[Entries from a dataset of interfaces]
----------------------------------------

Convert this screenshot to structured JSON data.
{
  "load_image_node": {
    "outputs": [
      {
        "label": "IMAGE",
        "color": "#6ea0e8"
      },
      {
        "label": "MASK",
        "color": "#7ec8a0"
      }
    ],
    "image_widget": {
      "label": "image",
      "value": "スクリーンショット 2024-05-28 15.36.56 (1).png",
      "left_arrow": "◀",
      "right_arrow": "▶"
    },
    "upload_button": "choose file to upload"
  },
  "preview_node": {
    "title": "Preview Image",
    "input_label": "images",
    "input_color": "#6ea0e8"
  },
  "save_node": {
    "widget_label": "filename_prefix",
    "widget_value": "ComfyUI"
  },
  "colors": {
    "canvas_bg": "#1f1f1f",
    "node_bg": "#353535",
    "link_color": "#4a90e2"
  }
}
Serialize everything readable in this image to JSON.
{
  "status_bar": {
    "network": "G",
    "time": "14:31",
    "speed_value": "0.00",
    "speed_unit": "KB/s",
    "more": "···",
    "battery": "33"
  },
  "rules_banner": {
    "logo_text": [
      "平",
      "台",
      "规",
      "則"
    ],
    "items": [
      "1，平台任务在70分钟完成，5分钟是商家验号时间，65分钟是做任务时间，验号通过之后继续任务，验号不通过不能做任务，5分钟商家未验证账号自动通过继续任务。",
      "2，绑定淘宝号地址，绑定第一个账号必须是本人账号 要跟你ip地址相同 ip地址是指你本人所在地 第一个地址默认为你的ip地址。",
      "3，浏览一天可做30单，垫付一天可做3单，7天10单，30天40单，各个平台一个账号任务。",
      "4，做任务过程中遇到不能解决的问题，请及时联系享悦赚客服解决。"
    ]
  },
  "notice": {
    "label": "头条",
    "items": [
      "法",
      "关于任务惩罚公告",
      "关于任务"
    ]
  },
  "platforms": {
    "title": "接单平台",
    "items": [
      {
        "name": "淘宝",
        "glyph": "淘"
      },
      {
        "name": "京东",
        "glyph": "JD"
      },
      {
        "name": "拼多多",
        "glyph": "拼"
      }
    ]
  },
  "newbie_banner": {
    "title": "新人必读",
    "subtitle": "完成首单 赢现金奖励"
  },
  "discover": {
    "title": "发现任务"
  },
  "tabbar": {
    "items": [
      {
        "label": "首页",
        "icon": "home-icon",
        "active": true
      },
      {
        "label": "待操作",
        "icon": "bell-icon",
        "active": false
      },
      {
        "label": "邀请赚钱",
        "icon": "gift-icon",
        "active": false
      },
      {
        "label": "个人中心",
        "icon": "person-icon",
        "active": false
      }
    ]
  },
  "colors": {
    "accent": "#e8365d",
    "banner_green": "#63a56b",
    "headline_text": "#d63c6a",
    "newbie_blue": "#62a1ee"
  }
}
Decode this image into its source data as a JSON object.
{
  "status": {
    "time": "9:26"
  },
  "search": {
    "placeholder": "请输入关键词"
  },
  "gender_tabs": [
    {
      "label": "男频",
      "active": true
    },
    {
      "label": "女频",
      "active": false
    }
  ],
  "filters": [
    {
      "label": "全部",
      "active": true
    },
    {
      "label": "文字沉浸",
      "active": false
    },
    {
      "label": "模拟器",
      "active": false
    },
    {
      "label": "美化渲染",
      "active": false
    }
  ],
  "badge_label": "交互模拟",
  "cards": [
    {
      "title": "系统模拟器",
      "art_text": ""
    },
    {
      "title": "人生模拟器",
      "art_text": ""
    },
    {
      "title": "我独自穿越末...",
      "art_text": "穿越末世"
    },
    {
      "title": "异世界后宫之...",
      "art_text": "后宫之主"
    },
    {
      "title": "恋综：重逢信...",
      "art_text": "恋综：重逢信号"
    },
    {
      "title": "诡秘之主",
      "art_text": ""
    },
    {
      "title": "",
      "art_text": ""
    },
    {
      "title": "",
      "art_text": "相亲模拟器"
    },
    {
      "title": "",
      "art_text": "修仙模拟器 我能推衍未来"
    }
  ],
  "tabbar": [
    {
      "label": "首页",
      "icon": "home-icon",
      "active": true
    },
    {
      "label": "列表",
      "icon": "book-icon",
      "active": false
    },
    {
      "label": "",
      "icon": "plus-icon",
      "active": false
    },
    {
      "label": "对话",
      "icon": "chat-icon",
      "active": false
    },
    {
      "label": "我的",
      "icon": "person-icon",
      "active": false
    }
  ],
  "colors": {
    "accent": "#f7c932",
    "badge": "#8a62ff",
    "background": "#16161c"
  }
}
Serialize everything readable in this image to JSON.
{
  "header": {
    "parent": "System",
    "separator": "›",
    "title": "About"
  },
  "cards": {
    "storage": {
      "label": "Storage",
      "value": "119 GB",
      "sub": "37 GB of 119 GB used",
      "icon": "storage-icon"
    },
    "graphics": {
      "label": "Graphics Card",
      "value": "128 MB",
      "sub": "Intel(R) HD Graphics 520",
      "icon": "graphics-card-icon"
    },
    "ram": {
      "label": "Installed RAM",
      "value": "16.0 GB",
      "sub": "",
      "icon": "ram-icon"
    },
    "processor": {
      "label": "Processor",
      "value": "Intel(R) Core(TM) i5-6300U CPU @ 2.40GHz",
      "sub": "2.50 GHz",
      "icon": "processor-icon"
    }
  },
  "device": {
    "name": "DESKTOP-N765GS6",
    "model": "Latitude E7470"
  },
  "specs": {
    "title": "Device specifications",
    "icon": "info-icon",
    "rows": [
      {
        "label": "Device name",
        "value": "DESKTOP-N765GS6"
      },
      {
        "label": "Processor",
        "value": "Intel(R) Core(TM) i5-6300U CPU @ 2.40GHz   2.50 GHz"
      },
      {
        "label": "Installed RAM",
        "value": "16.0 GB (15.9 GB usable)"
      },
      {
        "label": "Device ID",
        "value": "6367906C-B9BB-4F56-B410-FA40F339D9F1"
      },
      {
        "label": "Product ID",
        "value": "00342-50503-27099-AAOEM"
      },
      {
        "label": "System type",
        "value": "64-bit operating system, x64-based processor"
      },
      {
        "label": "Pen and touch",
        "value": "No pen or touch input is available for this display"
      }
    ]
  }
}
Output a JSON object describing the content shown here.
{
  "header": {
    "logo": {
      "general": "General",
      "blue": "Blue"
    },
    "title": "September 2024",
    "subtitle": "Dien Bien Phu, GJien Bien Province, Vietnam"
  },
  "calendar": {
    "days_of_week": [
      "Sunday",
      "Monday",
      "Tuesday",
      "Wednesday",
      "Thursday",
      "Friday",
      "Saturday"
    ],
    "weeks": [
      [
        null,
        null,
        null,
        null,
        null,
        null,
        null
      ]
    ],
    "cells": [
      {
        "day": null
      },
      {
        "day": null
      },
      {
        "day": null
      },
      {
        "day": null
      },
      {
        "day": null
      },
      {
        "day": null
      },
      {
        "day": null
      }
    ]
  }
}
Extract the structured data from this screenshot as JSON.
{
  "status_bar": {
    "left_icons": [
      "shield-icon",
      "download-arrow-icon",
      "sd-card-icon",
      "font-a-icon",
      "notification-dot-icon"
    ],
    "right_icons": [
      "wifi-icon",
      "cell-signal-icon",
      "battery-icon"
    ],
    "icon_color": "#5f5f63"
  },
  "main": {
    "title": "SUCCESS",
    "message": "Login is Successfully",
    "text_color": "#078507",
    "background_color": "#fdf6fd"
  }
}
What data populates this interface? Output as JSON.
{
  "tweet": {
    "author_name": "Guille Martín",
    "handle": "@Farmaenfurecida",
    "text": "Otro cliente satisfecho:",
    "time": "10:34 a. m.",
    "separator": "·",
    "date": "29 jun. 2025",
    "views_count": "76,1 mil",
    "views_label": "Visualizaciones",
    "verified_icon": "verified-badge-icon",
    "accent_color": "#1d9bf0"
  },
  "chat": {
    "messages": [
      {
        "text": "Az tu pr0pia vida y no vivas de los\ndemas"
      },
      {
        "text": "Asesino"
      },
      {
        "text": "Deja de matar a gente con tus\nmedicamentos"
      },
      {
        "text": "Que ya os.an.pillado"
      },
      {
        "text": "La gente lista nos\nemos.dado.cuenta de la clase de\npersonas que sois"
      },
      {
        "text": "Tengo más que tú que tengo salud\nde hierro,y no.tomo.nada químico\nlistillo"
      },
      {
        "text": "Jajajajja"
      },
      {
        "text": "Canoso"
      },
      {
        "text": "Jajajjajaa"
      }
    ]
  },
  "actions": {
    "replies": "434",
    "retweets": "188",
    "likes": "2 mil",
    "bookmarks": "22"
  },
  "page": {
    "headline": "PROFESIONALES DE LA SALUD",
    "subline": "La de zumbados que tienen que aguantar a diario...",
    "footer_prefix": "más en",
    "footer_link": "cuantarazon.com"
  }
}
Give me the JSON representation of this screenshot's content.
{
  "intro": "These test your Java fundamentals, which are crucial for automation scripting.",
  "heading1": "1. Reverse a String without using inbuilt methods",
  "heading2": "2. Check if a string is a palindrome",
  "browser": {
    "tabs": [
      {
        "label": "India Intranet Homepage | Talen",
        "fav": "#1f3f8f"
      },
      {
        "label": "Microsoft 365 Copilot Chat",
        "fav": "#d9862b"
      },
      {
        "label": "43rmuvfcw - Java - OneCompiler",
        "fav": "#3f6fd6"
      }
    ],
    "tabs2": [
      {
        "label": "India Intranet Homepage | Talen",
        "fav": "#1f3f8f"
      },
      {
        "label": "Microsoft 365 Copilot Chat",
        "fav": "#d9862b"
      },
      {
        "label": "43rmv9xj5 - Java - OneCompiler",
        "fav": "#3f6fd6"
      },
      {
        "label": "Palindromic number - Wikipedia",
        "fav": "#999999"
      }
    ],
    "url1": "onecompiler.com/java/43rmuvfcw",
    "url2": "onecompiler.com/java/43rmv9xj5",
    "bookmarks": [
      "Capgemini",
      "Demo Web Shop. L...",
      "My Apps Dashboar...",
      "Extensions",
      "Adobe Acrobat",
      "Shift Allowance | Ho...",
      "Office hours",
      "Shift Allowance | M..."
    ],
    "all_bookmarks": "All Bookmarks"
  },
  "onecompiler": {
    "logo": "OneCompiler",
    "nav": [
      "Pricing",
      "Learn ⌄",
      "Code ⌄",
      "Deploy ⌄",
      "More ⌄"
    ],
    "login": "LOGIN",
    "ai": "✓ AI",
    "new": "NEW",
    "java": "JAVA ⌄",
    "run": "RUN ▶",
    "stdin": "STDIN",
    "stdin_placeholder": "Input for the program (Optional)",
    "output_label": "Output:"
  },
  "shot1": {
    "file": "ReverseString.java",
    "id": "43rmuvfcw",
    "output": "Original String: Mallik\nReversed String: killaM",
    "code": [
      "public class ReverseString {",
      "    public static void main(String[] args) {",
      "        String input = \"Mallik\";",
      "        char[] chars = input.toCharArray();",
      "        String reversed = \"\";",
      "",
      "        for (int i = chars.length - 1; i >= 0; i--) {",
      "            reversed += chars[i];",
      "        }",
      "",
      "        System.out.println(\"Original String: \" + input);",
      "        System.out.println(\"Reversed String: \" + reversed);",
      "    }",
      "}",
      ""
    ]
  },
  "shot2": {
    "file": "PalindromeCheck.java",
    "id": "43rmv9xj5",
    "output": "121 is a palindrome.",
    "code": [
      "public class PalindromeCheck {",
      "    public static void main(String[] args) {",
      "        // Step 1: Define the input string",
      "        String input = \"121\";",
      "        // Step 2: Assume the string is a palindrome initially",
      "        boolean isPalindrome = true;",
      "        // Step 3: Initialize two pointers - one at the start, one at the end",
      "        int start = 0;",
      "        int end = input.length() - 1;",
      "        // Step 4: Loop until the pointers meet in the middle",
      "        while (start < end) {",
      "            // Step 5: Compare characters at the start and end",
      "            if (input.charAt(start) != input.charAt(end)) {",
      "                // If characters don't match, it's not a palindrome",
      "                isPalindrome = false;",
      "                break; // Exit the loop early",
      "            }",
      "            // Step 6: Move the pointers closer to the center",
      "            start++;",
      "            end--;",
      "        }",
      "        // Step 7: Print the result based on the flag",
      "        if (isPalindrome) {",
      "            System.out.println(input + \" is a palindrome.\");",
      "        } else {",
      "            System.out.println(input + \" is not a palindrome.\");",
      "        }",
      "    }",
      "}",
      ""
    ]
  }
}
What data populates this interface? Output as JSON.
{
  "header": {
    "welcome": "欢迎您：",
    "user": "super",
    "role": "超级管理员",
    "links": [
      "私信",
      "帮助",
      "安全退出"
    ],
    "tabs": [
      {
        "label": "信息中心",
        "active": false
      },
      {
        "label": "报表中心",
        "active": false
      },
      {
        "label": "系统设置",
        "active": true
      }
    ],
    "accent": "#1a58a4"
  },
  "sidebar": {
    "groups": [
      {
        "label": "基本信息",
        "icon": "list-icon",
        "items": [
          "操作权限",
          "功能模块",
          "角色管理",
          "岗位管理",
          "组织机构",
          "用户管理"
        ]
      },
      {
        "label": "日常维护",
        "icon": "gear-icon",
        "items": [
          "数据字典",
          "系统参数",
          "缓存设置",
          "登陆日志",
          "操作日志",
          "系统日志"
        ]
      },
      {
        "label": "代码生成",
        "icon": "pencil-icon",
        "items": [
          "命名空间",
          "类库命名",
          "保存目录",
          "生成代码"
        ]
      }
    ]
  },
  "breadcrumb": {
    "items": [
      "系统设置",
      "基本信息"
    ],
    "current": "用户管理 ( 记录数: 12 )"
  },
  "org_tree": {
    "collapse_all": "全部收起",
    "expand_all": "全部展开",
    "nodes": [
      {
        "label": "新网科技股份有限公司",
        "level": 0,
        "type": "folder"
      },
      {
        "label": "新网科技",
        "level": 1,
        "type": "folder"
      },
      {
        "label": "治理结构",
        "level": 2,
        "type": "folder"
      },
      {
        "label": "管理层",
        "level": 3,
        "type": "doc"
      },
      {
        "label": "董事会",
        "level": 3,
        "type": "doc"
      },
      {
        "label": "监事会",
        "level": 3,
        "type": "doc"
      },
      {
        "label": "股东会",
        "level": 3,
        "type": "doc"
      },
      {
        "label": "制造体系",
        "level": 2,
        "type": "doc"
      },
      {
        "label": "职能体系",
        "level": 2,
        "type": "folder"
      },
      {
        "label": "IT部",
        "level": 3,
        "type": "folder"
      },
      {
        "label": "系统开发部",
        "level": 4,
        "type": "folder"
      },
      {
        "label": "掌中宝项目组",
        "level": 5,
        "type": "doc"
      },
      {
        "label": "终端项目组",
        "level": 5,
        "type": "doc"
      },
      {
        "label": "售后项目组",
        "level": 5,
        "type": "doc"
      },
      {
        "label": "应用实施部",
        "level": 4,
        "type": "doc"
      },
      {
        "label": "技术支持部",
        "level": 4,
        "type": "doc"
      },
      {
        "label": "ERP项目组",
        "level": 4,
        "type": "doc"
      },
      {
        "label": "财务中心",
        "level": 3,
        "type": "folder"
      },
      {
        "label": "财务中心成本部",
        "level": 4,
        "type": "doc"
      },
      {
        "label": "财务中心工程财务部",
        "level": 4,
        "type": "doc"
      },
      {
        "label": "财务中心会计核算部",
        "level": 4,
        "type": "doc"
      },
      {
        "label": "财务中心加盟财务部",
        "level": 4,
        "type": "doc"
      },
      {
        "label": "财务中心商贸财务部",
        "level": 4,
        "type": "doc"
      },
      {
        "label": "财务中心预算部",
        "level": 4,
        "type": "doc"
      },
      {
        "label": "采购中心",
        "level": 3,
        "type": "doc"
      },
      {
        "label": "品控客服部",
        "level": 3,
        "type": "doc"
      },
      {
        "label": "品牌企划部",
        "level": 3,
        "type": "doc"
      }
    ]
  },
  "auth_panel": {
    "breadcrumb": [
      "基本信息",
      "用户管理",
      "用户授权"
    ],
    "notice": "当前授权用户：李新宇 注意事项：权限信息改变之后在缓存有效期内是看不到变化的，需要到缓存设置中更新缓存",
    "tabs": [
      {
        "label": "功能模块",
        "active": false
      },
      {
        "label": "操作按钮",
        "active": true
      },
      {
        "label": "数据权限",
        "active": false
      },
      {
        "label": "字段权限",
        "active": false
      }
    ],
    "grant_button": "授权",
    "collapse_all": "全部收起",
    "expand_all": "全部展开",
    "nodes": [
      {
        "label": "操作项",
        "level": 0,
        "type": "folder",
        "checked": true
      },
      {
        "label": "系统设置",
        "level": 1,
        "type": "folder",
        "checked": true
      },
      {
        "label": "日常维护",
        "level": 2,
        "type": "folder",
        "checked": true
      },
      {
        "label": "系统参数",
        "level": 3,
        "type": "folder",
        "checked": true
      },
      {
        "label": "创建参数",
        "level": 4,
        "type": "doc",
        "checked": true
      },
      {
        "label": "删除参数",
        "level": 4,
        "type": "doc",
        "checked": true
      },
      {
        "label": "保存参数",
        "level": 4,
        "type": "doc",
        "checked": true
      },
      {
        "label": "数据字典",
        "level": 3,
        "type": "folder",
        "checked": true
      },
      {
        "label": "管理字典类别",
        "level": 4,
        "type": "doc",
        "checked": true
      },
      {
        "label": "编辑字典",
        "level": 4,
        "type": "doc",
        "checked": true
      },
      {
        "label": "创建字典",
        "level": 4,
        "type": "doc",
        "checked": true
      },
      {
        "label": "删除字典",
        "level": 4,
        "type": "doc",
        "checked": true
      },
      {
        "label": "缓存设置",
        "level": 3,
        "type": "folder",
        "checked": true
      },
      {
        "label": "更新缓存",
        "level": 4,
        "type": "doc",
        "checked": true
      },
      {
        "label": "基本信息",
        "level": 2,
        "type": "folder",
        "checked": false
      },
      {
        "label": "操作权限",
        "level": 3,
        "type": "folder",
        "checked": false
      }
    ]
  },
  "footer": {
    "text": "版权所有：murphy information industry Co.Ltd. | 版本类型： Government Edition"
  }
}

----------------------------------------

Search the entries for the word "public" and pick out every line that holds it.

§ **Result of this task**
      "public class ReverseString {",
      "    public static void main(String[] args) {",
      "public class PalindromeCheck {",
      "    public static void main(String[] args) {",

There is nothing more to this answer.